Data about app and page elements
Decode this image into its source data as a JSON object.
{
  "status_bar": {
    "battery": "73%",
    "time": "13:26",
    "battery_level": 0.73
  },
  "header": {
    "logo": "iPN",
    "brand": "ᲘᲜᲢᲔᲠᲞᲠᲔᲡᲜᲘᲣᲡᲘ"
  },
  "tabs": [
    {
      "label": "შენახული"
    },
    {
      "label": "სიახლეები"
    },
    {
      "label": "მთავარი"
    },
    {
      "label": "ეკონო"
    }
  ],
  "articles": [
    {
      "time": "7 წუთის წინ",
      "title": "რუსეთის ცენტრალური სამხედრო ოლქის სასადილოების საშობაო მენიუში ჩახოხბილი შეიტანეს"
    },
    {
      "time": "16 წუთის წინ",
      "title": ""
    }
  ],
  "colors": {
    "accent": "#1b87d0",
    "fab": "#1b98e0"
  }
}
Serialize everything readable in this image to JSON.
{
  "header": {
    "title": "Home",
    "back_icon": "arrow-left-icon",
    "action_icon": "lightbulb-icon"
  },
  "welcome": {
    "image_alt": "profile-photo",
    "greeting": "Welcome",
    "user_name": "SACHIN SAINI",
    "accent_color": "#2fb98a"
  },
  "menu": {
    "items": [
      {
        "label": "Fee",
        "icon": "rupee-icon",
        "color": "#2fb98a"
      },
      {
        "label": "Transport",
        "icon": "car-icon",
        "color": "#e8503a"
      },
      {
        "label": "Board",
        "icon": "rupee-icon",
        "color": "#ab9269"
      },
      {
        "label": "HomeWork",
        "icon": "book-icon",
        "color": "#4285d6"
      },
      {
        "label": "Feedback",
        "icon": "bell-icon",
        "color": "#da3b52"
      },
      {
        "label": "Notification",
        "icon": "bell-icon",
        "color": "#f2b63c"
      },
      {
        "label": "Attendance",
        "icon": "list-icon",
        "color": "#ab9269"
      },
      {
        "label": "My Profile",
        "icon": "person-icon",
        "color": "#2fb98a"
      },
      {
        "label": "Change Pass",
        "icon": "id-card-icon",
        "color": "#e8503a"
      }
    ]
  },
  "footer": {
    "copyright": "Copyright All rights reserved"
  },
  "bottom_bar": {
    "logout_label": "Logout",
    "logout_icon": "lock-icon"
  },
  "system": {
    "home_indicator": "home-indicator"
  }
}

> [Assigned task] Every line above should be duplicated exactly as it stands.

> [Output of the exercise]
Decode this image into its source data as a JSON object.
{
  "status_bar": {
    "battery": "73%",
    "time": "13:26",
    "battery_level": 0.73
  },
  "header": {
    "logo": "iPN",
    "brand": "ᲘᲜᲢᲔᲠᲞᲠᲔᲡᲜᲘᲣᲡᲘ"
  },
  "tabs": [
    {
      "label": "შენახული"
    },
    {
      "label": "სიახლეები"
    },
    {
      "label": "მთავარი"
    },
    {
      "label": "ეკონო"
    }
  ],
  "articles": [
    {
      "time": "7 წუთის წინ",
      "title": "რუსეთის ცენტრალური სამხედრო ოლქის სასადილოების საშობაო მენიუში ჩახოხბილი შეიტანეს"
    },
    {
      "time": "16 წუთის წინ",
      "title": ""
    }
  ],
  "colors": {
    "accent": "#1b87d0",
    "fab": "#1b98e0"
  }
}
Serialize everything readable in this image to JSON.
{
  "header": {
    "title": "Home",
    "back_icon": "arrow-left-icon",
    "action_icon": "lightbulb-icon"
  },
  "welcome": {
    "image_alt": "profile-photo",
    "greeting": "Welcome",
    "user_name": "SACHIN SAINI",
    "accent_color": "#2fb98a"
  },
  "menu": {
    "items": [
      {
        "label": "Fee",
        "icon": "rupee-icon",
        "color": "#2fb98a"
      },
      {
        "label": "Transport",
        "icon": "car-icon",
        "color": "#e8503a"
      },
      {
        "label": "Board",
        "icon": "rupee-icon",
        "color": "#ab9269"
      },
      {
        "label": "HomeWork",
        "icon": "book-icon",
        "color": "#4285d6"
      },
      {
        "label": "Feedback",
        "icon": "bell-icon",
        "color": "#da3b52"
      },
      {
        "label": "Notification",
        "icon": "bell-icon",
        "color": "#f2b63c"
      },
      {
        "label": "Attendance",
        "icon": "list-icon",
        "color": "#ab9269"
      },
      {
        "label": "My Profile",
        "icon": "person-icon",
        "color": "#2fb98a"
      },
      {
        "label": "Change Pass",
        "icon": "id-card-icon",
        "color": "#e8503a"
      }
    ]
  },
  "footer": {
    "copyright": "Copyright All rights reserved"
  },
  "bottom_bar": {
    "logout_label": "Logout",
    "logout_icon": "lock-icon"
  },
  "system": {
    "home_indicator": "home-indicator"
  }
}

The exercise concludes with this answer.